Earlier this year, Amazon slashed affiliate commissions for the millions of affiliate e-commerce businesses that had previously partnered with the giant for so long. While this has made even more people frustrated with the company, it turns out that Elon Musk has his own gripes with the e-commerce giant as well.
In particular, Musk went on to say that Amazon was effectively acting as a monopoly, exerting an overwhelming control over the free speech of its users and that it should be broken apart. What brought about this whole situation was an ebook written by an author on the subject of COVID-19 and the subsequent lockdowns. The book, which was to be self-published on Amazon’s Kindle Direct Publishing platform, was surprisingly rejected by Amazon. Although the company has since gone on to say that this was a mistake, it was a move that sparked a significant backlash among more vocal free speech activists.

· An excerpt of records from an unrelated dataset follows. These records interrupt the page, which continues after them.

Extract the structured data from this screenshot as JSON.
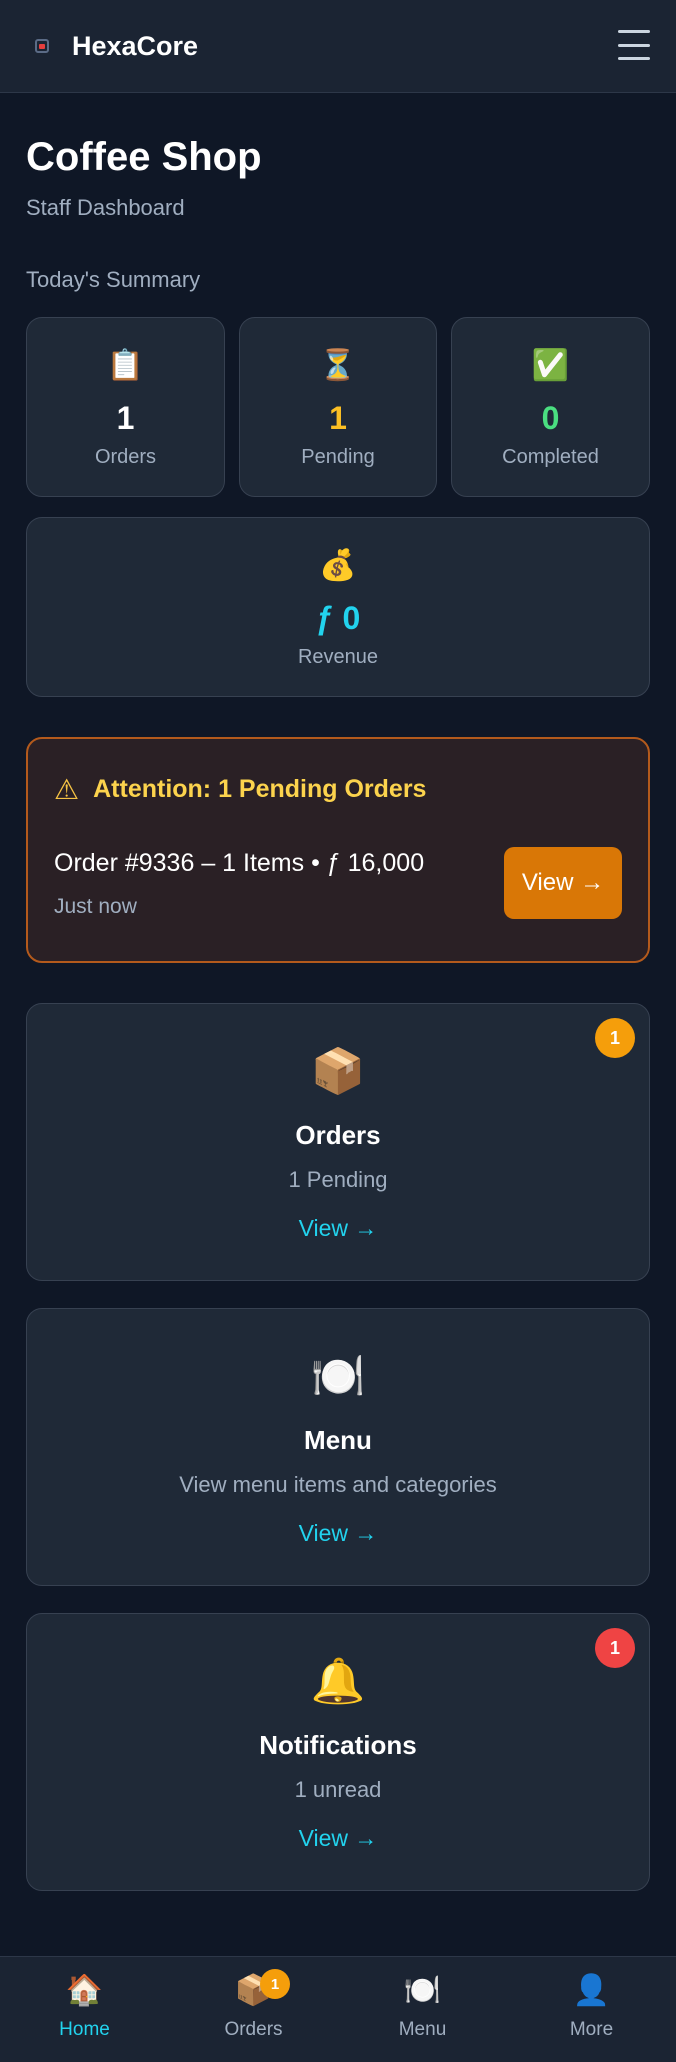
{
  "header": {
    "brand": "HexaCore",
    "menu_icon": "hamburger-icon"
  },
  "page": {
    "title": "Coffee Shop",
    "subtitle": "Staff Dashboard"
  },
  "summary": {
    "label": "Today's Summary",
    "stats": [
      {
        "icon": "📋",
        "value": "1",
        "label": "Orders",
        "color": "#ffffff"
      },
      {
        "icon": "⏳",
        "value": "1",
        "label": "Pending",
        "color": "#fbbf24"
      },
      {
        "icon": "✅",
        "value": "0",
        "label": "Completed",
        "color": "#4ade80"
      }
    ],
    "revenue": {
      "icon": "💰",
      "value": "ƒ 0",
      "label": "Revenue",
      "color": "#22d3ee"
    }
  },
  "attention": {
    "icon": "⚠",
    "title": "Attention: 1 Pending Orders",
    "order": "Order #9336 – 1 Items • ƒ 16,000",
    "time": "Just now",
    "button": "View →"
  },
  "cards": [
    {
      "icon": "📦",
      "title": "Orders",
      "subtitle": "1 Pending",
      "link": "View →",
      "badge": "1",
      "badge_color": "#f59e0b"
    },
    {
      "icon": "🍽️",
      "title": "Menu",
      "subtitle": "View menu items and categories",
      "link": "View →"
    },
    {
      "icon": "🔔",
      "title": "Notifications",
      "subtitle": "1 unread",
      "link": "View →",
      "badge": "1",
      "badge_color": "#ef4444"
    }
  ],
  "bottom_nav": {
    "items": [
      {
        "icon": "🏠",
        "label": "Home",
        "active": true
      },
      {
        "icon": "📦",
        "label": "Orders",
        "badge": "1"
      },
      {
        "icon": "🍽️",
        "label": "Menu"
      },
      {
        "icon": "👤",
        "label": "More"
      }
    ]
  }
}
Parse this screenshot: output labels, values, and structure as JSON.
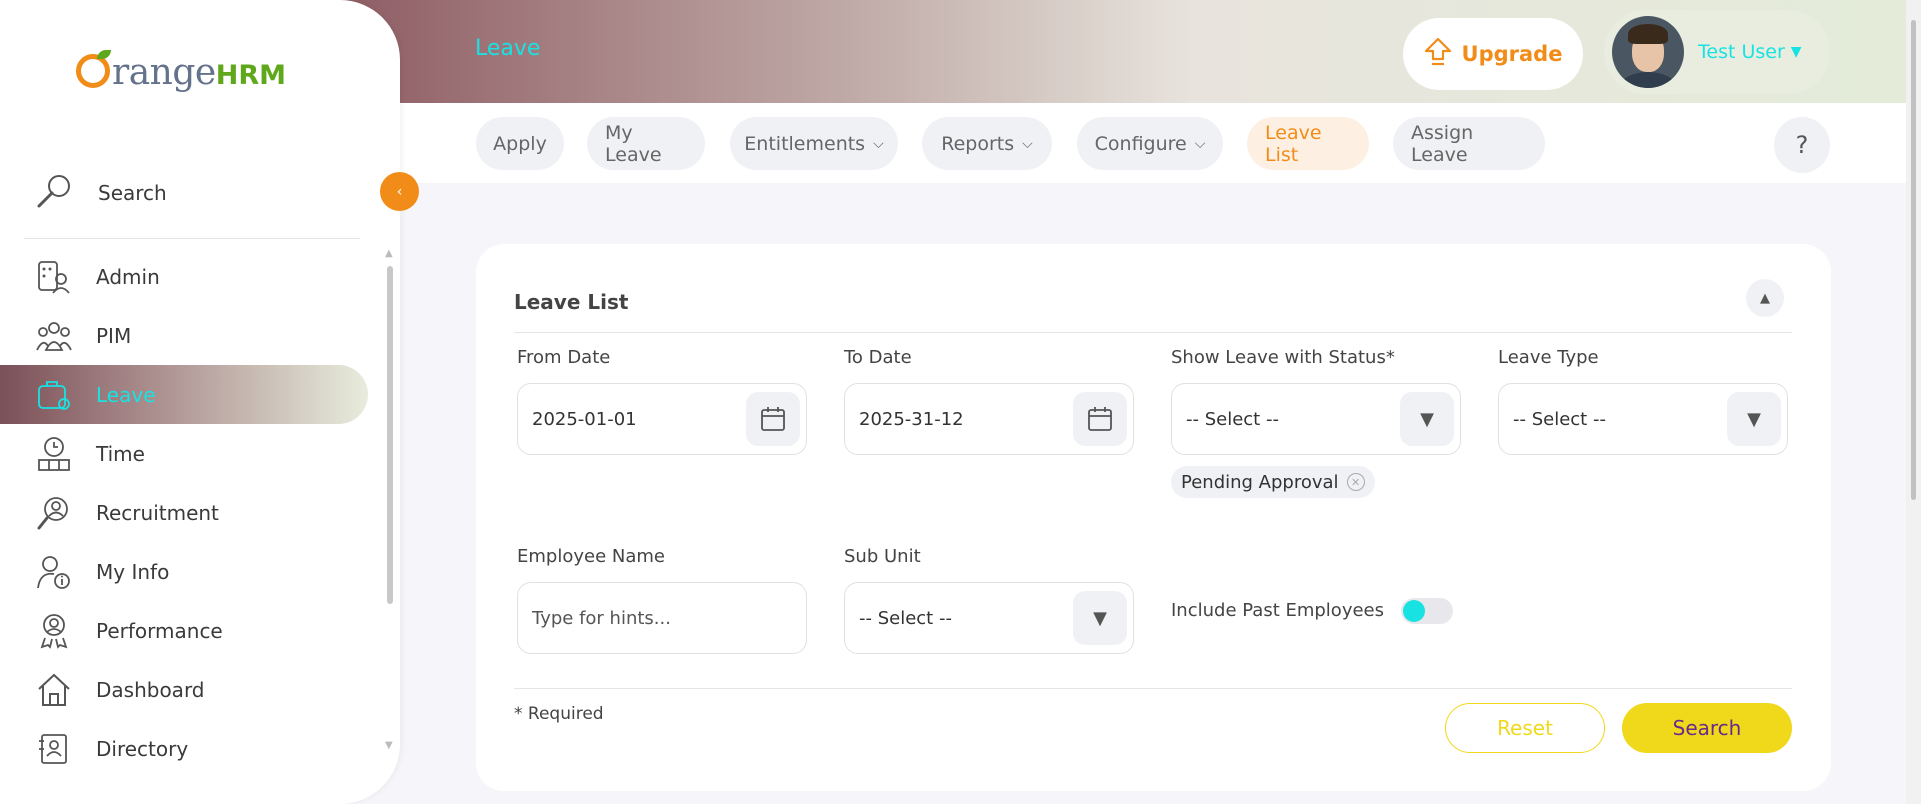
{
  "topbar": {
    "title": "Leave",
    "upgrade_label": "Upgrade",
    "user_name": "Test User"
  },
  "sidebar": {
    "brand": {
      "main": "range",
      "suffix": "HRM"
    },
    "search_label": "Search",
    "items": [
      {
        "label": "Admin",
        "icon": "admin-icon",
        "active": false
      },
      {
        "label": "PIM",
        "icon": "pim-icon",
        "active": false
      },
      {
        "label": "Leave",
        "icon": "leave-icon",
        "active": true
      },
      {
        "label": "Time",
        "icon": "time-icon",
        "active": false
      },
      {
        "label": "Recruitment",
        "icon": "recruitment-icon",
        "active": false
      },
      {
        "label": "My Info",
        "icon": "my-info-icon",
        "active": false
      },
      {
        "label": "Performance",
        "icon": "performance-icon",
        "active": false
      },
      {
        "label": "Dashboard",
        "icon": "dashboard-icon",
        "active": false
      },
      {
        "label": "Directory",
        "icon": "directory-icon",
        "active": false
      }
    ]
  },
  "tabs": [
    {
      "label": "Apply",
      "dropdown": false,
      "active": false
    },
    {
      "label": "My Leave",
      "dropdown": false,
      "active": false
    },
    {
      "label": "Entitlements",
      "dropdown": true,
      "active": false
    },
    {
      "label": "Reports",
      "dropdown": true,
      "active": false
    },
    {
      "label": "Configure",
      "dropdown": true,
      "active": false
    },
    {
      "label": "Leave List",
      "dropdown": false,
      "active": true
    },
    {
      "label": "Assign Leave",
      "dropdown": false,
      "active": false
    }
  ],
  "help_label": "?",
  "filter": {
    "title": "Leave List",
    "from_date": {
      "label": "From Date",
      "value": "2025-01-01"
    },
    "to_date": {
      "label": "To Date",
      "value": "2025-31-12"
    },
    "status": {
      "label": "Show Leave with Status*",
      "value": "-- Select --",
      "chips": [
        "Pending Approval"
      ]
    },
    "leave_type": {
      "label": "Leave Type",
      "value": "-- Select --"
    },
    "employee_name": {
      "label": "Employee Name",
      "placeholder": "Type for hints..."
    },
    "sub_unit": {
      "label": "Sub Unit",
      "value": "-- Select --"
    },
    "include_past": {
      "label": "Include Past Employees",
      "on": false
    },
    "required_note": "* Required",
    "reset_label": "Reset",
    "search_label": "Search"
  },
  "colors": {
    "accent_orange": "#f28c18",
    "accent_cyan": "#19e2e3",
    "button_yellow": "#f0d81a",
    "button_text_purple": "#6a2a8a"
  }
}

This is insane,” Musk tweeted towards Jeff Bezos. “Time to break up Amazon. Monopolies are wrong!” Amazon is the dominant player in the book selling market, vastly outselling other traditional bookstores like Barnes & Noble. The e-commerce giant accounts for around 50% of all new book sales in the U.S, while also accounting 75% of all e-book sales. As such, the company has already become a major rival and threat to traditional publishing houses in some ways.
Amazon’s also drawn a lot of ire for paying seemingly very little income tax. Due to various deductions and incentives that are given to the company, the e-commerce giant ended up paying extraordinarily little in 2019 despite its size. A number of U.S. politicians have called for the company to potentially be broken up as well. In addition to all of this, Amazon has already fallen under the scrutiny of regulators for possible antitrust violations.
Other well-known financial pundits have gone on to criticize the e-commerce giant for harming and helping push small companies out of business as Amazon continues to grow. Jim Cramer went on to say earlier this month that Amazon had “drug the grave for small businesses” across America.
Shares of Amazon didn’t respond much to this little spat between Musk and Bezos, with share tumbling just 1% in a move that could just as much be attributed to normal market volatility.
Amazon Company Profile
Amazon is among the world’s highest-grossing online retailers, with $233 billion in net sales and roughly $311 billion in estimated physical/digital gross merchandise volume in 2018. Online product and digital media sales accounted for 53% of net revenue in 2018, followed by commissions, related fulfillment and shipping fees, and other third-party seller services (18%), Amazon Web Services’ cloud computing, storage, database, and other offerings (11%), Prime membership fees and other subscription-based services (6%), product sales at Whole Foods and other physical store retail formats (7%), and advertising services and cobranded credit cards (4%). International segments constituted 32% of Amazon’s non-AWS sales in 2018, led by Germany, the United Kingdom, and Japan. – Warrior Trading News